▸ What to work on
Scan the data below for lines holding the word "Apply", and copy each line found.

▸ Web page and app entries
[Start of Attachment]
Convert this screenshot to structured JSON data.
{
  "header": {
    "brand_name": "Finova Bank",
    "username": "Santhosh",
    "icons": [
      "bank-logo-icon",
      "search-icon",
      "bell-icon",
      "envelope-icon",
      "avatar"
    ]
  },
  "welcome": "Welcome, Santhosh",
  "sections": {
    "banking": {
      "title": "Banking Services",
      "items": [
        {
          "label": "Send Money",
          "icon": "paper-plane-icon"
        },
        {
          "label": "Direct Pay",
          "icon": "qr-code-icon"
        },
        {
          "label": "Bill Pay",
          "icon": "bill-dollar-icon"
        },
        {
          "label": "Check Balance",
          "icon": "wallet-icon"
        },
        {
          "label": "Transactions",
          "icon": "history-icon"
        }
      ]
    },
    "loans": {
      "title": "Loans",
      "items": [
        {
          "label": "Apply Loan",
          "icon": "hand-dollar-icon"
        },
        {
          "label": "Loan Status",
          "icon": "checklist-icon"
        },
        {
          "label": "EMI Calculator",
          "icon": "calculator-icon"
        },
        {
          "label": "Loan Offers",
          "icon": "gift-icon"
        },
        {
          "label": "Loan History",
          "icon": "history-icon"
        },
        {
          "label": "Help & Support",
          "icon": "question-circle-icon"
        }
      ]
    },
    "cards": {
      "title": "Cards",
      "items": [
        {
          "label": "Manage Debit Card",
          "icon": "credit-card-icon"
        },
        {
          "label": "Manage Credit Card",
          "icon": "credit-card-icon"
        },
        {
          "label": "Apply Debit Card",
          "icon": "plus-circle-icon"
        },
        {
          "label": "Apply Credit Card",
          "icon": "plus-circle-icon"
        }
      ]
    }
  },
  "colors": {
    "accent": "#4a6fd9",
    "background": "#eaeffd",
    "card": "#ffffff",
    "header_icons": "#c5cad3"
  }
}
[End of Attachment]
▸ Answer to this task
          "label": "Apply Loan",
          "label": "Apply Debit Card",
          "label": "Apply Credit Card",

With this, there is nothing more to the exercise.